# The task:
Look through the records below and copy each line that includes the word "screenshot".

Component data from apps and pages:
--------------------------------------------------

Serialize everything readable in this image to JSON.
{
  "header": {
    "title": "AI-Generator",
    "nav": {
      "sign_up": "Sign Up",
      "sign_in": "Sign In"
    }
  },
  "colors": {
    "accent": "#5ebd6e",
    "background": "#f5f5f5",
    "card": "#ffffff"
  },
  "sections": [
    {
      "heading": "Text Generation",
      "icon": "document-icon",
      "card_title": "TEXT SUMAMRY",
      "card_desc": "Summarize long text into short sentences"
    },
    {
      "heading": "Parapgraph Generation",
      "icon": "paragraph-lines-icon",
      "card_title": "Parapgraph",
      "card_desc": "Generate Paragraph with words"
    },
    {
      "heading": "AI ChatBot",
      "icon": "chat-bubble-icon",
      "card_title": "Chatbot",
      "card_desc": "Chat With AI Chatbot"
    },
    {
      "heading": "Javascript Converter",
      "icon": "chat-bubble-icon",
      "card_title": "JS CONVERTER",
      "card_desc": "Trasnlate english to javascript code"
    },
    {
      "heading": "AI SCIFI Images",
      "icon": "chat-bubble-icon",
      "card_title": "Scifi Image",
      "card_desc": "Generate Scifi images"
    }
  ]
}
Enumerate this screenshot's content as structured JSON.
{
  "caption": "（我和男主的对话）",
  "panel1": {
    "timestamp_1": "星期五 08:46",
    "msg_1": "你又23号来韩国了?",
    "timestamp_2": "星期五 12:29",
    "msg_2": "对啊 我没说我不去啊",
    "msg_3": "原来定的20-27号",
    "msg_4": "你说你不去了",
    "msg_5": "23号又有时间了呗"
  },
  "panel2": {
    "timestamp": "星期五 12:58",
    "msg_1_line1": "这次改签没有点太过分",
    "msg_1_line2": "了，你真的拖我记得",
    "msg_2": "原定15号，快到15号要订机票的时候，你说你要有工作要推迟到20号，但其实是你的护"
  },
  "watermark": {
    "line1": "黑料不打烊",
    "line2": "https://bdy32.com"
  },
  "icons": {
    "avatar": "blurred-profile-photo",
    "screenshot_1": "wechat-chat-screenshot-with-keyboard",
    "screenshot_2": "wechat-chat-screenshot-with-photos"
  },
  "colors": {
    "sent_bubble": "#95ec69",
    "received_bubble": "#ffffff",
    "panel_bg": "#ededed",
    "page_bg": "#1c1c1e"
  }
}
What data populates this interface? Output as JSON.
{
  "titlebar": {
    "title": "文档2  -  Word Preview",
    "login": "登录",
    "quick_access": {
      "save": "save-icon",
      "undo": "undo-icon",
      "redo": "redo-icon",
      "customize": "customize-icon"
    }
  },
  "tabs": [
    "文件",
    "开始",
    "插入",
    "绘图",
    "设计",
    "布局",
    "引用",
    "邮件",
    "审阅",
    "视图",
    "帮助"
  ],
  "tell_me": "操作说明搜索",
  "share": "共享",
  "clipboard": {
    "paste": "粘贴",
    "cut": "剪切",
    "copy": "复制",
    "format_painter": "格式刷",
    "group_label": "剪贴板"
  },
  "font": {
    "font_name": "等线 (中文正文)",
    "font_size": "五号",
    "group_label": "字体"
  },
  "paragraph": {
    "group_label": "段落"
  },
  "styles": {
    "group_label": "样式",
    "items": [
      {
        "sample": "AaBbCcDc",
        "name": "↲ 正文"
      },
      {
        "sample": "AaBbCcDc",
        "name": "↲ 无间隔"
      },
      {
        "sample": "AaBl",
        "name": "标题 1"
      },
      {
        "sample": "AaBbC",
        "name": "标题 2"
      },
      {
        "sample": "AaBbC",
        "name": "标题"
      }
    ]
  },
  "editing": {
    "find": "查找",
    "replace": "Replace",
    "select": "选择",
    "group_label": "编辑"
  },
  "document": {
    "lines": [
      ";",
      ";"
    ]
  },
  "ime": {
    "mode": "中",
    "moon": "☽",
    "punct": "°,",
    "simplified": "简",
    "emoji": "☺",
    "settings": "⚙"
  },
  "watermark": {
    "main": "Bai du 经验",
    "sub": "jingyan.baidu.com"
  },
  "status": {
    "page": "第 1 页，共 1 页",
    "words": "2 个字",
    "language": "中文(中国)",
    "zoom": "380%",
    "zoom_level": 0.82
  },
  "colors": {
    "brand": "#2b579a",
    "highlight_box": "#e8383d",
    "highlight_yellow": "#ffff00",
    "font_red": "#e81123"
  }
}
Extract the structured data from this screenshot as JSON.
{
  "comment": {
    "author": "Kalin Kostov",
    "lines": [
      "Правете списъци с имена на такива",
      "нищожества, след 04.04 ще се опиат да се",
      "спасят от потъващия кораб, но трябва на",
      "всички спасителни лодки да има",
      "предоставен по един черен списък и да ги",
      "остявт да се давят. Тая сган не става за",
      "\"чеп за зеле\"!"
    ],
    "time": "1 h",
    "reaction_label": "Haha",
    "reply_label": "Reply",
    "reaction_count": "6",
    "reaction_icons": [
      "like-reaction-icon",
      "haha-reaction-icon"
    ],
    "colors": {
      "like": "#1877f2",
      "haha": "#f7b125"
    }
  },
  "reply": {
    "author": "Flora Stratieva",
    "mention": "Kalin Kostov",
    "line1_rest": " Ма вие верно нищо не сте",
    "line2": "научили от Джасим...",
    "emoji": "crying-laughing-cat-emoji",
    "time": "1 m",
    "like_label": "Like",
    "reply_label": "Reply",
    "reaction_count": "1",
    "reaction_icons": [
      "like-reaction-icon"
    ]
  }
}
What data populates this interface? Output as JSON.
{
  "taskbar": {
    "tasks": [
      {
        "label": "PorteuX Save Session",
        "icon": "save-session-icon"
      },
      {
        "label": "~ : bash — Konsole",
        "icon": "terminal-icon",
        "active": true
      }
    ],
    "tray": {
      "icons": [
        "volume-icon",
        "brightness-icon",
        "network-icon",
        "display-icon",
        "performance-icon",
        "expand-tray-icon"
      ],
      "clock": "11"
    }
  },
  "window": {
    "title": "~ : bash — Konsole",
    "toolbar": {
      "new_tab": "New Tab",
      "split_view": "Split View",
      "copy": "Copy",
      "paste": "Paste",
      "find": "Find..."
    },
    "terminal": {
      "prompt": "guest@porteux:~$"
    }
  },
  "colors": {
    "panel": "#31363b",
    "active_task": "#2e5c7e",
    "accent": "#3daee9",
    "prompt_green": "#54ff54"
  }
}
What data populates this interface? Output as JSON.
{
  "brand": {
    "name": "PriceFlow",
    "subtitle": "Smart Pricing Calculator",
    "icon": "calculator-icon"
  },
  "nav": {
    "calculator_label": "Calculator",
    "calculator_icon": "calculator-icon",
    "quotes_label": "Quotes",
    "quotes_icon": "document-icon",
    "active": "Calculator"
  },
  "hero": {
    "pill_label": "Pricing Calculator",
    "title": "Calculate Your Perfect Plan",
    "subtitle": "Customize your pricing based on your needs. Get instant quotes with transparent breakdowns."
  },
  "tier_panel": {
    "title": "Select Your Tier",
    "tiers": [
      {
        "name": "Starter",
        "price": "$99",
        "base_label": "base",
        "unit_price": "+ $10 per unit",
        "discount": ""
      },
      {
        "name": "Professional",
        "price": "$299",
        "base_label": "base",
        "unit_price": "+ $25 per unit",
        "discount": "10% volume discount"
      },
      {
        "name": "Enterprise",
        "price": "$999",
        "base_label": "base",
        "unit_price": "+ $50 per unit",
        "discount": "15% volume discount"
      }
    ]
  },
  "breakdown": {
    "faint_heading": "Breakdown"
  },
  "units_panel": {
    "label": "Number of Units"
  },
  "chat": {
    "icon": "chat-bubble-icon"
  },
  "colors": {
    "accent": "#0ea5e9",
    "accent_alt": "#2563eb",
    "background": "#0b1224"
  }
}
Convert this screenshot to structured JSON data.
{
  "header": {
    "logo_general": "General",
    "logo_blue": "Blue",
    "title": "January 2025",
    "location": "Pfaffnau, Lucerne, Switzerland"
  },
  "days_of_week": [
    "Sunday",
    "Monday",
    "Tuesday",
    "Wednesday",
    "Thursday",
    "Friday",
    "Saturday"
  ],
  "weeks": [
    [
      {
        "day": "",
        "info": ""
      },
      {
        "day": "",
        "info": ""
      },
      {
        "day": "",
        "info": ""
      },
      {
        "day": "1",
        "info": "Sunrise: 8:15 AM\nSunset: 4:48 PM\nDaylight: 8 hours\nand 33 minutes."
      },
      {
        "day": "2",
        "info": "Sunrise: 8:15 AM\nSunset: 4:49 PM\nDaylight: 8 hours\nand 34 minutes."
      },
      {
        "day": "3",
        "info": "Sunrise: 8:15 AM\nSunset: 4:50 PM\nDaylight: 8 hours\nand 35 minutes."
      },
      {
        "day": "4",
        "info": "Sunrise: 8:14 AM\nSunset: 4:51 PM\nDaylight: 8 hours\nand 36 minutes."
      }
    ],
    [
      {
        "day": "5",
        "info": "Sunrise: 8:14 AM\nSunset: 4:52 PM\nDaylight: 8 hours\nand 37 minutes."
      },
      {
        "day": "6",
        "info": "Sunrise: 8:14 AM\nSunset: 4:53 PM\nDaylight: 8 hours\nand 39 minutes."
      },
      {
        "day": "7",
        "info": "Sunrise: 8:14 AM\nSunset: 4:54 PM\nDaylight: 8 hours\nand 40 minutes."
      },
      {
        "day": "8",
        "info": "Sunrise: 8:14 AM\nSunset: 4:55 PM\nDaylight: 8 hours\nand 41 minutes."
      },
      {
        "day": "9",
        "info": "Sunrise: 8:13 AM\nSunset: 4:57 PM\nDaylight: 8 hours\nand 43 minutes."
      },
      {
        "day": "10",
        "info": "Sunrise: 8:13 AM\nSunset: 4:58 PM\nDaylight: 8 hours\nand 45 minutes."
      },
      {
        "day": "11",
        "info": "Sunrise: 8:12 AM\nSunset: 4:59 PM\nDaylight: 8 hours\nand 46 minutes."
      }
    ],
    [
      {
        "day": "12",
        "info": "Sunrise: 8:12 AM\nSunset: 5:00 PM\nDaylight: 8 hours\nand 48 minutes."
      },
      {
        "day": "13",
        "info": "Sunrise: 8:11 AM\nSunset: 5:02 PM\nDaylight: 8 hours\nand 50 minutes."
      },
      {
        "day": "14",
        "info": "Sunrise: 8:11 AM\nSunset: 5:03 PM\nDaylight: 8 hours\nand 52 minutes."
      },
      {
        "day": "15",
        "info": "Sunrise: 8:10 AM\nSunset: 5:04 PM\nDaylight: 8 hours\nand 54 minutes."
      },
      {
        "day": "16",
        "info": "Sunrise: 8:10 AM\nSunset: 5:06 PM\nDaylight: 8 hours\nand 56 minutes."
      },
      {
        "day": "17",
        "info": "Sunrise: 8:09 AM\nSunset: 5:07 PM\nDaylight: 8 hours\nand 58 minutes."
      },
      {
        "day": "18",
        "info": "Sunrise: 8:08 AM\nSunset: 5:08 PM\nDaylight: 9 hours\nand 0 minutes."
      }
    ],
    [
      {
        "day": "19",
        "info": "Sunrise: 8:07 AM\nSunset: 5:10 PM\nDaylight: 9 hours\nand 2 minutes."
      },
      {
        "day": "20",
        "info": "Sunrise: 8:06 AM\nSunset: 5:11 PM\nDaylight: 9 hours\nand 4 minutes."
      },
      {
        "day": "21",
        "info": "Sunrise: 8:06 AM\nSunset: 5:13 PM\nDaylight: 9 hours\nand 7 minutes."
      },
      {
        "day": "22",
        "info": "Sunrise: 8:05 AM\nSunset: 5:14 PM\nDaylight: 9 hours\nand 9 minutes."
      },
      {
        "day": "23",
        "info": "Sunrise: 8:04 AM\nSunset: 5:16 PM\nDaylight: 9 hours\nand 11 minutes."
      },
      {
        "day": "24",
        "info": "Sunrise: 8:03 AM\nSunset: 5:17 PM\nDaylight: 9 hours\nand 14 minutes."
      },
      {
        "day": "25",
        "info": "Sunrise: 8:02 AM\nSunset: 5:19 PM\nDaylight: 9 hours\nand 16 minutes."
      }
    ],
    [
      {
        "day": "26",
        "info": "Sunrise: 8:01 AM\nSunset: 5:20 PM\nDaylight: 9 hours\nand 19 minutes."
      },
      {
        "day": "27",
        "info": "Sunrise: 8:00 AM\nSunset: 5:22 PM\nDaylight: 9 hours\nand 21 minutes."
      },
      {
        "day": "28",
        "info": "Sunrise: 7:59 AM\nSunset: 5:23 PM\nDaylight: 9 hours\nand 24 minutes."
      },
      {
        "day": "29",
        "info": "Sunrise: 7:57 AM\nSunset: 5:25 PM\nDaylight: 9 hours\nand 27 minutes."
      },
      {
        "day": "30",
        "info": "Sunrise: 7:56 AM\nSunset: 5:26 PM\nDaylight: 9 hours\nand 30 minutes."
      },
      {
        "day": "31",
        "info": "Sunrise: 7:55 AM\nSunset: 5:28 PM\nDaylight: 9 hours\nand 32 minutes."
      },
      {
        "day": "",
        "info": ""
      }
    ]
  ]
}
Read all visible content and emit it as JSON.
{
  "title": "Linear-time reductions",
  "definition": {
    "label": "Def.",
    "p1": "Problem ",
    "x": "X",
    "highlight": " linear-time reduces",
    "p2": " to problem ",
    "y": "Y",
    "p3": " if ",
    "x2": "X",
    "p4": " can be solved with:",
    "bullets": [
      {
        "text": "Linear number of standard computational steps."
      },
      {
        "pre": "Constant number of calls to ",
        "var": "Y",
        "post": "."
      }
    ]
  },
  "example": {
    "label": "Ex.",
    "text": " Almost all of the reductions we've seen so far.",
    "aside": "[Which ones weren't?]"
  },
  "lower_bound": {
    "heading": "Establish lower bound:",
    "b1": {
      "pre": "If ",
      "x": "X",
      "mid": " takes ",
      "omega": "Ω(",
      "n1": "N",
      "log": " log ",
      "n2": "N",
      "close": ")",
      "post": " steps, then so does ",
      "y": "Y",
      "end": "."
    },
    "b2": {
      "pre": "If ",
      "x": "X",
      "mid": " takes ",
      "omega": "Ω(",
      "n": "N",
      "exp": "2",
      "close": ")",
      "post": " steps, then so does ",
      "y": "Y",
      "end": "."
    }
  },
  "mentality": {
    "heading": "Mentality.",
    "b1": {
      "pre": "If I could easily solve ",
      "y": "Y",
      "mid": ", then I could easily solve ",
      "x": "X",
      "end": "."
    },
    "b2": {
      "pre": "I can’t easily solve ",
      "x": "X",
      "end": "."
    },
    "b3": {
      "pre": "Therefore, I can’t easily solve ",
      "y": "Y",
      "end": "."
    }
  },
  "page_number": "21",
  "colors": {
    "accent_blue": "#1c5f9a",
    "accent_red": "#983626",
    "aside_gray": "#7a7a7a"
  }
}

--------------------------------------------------

# Solution for this task:
Enumerate this screenshot's content as structured JSON.
    "screenshot_1": "wechat-chat-screenshot-with-keyboard",
    "screenshot_2": "wechat-chat-screenshot-with-photos"
Extract the structured data from this screenshot as JSON.
Convert this screenshot to structured JSON data.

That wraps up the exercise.